Reformed Baptists--Great Britain--History
Sermons, English--18th century

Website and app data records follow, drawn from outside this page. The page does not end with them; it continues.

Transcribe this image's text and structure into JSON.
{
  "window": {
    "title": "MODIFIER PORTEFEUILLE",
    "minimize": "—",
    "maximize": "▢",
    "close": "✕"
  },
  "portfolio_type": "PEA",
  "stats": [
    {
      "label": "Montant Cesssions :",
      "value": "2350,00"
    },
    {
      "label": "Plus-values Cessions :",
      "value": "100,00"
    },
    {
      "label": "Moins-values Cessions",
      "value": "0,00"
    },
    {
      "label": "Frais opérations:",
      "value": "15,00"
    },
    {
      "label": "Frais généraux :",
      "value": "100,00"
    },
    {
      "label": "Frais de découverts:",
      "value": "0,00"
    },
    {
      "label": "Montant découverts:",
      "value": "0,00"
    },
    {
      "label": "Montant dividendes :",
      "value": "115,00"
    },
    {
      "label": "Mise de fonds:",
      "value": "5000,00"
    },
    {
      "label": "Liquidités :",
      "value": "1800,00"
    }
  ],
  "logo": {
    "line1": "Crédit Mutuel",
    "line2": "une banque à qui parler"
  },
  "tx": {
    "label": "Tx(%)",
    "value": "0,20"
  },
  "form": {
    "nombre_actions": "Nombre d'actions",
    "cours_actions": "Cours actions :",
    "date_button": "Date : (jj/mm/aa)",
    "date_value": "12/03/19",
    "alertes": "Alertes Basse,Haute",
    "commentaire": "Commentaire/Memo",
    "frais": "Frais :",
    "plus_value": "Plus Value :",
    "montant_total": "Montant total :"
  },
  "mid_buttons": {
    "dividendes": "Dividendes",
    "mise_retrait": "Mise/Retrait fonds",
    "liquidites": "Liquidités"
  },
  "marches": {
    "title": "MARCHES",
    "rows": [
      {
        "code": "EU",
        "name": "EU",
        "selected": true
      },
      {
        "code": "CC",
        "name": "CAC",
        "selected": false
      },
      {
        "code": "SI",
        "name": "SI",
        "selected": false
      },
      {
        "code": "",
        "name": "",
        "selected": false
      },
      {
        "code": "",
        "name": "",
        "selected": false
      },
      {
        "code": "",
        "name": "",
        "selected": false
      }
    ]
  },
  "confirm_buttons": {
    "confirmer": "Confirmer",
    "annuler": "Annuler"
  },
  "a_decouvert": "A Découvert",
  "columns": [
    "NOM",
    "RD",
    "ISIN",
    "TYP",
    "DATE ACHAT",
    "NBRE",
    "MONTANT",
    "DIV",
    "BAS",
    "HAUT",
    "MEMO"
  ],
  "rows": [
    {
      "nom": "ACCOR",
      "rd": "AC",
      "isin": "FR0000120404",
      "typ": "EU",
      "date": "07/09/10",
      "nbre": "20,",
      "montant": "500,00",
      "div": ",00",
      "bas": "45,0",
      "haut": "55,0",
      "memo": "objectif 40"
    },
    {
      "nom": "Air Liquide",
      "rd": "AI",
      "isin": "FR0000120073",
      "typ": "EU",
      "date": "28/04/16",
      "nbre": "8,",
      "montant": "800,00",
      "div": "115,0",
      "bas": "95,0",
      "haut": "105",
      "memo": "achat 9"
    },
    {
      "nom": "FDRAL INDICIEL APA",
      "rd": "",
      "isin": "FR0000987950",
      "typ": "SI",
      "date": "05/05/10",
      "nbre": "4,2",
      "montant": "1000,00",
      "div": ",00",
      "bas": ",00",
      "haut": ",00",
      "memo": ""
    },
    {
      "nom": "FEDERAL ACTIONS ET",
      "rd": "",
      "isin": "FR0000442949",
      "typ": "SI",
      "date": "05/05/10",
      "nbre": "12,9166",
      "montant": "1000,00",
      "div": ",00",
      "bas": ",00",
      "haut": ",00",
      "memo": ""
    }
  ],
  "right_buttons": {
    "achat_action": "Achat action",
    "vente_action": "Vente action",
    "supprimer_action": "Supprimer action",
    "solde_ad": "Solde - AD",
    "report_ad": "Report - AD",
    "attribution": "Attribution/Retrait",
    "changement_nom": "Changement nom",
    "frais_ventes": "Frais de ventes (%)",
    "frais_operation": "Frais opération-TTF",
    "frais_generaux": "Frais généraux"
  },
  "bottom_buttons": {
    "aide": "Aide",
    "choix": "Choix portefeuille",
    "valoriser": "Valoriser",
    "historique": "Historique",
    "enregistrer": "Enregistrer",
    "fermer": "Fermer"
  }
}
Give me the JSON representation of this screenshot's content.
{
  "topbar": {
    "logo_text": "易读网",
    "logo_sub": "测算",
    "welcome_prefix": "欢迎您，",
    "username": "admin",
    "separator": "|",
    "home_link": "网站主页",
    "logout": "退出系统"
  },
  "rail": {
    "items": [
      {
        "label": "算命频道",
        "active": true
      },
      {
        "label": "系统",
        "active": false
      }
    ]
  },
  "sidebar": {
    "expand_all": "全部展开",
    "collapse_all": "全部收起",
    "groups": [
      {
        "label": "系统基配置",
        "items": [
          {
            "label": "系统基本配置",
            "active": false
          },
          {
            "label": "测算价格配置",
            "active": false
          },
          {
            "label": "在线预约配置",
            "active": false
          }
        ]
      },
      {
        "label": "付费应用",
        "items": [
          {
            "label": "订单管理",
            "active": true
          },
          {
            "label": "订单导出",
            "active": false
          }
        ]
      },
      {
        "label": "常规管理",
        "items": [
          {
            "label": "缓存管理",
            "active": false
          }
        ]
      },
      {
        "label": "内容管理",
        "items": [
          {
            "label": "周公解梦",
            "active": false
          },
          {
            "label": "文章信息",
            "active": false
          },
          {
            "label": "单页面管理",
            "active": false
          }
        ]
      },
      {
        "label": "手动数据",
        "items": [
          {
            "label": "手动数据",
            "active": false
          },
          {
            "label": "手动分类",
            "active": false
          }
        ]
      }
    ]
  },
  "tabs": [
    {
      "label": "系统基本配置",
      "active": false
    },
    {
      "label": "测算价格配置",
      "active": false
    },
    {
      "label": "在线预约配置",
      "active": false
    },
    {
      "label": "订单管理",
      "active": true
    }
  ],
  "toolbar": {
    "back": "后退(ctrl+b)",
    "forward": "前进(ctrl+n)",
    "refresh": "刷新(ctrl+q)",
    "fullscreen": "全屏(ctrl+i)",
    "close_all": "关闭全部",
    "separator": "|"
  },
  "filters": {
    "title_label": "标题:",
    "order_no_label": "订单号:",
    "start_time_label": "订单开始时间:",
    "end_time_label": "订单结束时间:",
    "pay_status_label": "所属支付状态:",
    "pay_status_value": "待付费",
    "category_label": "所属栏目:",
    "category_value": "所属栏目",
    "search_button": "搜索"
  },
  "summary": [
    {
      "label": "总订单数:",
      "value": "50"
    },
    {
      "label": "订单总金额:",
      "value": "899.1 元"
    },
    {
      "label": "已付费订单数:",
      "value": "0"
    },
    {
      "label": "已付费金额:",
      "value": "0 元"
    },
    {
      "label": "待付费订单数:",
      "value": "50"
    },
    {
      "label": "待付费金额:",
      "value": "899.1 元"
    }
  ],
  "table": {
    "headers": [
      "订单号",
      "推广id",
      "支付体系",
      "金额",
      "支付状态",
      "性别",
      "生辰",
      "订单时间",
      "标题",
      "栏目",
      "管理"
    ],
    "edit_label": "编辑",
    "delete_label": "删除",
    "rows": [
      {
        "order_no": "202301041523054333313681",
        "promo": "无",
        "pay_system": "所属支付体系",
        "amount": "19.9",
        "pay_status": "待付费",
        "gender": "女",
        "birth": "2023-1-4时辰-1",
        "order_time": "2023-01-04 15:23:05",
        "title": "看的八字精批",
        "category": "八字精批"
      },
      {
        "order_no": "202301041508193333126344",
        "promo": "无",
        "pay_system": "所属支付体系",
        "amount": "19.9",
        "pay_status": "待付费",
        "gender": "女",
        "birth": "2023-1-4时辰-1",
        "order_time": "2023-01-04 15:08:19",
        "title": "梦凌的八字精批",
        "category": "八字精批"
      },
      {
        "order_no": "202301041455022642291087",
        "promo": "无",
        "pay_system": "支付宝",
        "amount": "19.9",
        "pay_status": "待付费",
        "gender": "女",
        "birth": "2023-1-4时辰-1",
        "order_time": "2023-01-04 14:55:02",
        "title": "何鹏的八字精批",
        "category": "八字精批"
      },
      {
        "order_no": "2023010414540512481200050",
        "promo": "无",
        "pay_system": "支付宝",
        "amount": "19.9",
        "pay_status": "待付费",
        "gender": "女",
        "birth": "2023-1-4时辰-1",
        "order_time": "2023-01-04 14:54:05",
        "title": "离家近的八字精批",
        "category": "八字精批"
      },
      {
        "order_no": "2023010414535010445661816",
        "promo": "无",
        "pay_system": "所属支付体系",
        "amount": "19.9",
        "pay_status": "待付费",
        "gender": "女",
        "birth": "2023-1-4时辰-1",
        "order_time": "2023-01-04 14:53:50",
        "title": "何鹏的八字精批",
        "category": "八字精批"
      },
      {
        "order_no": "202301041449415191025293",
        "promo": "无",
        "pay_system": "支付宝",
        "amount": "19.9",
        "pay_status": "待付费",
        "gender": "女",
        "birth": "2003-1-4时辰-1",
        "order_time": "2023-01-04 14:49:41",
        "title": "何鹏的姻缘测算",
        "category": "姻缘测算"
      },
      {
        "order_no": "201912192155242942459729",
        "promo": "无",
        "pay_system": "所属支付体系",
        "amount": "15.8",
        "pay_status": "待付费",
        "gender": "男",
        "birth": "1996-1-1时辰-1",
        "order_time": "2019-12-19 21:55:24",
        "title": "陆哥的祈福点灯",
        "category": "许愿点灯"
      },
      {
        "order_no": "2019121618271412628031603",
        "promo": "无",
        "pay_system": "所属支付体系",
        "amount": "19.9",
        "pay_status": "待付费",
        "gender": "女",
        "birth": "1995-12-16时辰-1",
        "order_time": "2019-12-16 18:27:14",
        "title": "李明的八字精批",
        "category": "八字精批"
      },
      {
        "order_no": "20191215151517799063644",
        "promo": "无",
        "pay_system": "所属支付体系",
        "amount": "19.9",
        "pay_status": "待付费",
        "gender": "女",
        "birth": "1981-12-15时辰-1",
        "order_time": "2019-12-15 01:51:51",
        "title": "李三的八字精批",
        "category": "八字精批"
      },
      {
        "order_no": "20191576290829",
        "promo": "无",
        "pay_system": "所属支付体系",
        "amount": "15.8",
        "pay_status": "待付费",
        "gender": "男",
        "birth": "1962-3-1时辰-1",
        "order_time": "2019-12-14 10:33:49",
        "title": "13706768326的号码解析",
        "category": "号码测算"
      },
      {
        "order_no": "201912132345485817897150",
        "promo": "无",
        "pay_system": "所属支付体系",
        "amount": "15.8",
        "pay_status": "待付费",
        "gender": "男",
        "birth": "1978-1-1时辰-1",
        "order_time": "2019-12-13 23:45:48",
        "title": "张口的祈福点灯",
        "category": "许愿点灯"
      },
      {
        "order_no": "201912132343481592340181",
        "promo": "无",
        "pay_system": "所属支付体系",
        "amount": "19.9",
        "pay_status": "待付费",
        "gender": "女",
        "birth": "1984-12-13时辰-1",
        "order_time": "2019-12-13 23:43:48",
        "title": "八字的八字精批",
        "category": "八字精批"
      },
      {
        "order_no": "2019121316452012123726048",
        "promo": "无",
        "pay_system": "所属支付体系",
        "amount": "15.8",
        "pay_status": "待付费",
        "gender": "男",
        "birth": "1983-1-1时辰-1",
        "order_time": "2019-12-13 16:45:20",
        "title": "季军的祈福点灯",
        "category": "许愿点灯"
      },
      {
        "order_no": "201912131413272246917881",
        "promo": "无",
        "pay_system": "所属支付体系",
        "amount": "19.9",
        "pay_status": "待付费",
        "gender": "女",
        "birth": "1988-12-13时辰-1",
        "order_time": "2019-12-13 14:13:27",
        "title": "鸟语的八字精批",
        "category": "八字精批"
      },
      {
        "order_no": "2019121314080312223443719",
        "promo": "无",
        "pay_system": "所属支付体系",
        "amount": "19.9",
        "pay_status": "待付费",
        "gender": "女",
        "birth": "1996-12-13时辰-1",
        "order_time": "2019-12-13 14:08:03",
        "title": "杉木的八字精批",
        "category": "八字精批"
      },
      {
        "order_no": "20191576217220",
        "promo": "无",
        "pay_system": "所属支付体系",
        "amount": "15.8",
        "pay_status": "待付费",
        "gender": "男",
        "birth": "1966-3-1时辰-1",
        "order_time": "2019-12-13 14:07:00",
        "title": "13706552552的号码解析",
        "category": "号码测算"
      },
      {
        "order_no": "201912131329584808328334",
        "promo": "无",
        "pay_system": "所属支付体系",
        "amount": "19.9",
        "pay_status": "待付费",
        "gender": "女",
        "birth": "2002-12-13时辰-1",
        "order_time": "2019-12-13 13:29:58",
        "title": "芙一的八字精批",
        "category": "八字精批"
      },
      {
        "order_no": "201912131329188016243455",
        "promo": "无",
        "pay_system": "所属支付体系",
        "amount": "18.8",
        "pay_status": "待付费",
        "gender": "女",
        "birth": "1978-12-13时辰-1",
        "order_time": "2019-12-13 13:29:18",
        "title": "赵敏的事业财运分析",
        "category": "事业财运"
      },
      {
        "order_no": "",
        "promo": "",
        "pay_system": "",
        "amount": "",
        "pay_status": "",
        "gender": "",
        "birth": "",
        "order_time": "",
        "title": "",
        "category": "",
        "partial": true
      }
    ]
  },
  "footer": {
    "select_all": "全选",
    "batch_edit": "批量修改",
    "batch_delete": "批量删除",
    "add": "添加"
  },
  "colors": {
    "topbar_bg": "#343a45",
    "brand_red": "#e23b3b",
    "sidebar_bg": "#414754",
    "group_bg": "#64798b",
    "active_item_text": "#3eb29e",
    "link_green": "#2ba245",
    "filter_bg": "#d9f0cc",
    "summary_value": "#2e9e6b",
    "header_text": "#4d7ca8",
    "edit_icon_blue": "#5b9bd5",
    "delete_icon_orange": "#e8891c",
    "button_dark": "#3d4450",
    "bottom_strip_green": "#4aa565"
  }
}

This dissertation introduces the work of the eighteenth-century Particular Baptist London minister Benjamin Wallin. After providing an overview of Wallin's life and ministry, the dissertation turns to an examination of his teaching and preaching. Benjamin Wallin was a known close associate of John Gill and John Brine, who have traditionally been associated with the "high" Calvinist movement of the eighteenth century. Accordingly, Benjamin Wallin has also been linked to the movement by association. This dissertation examines the textual evidence of Wallin’s sermons to argue that Benjamin Wallin was not a "high" Calvinist. Furthermore, upon review of the sermons, the dissertation also establishes Benjamin Wallin as one who would affirm the thesis of the "modern question" and would readily preach the "offer" of the gospel to unbelievers. Through the use of form criticism, specifically genre criticism, Wallin’s sermons are compared to those of John Brine to identify the homiletical fidelity of each man's sermons with the established sermonic genres of the Protestant church.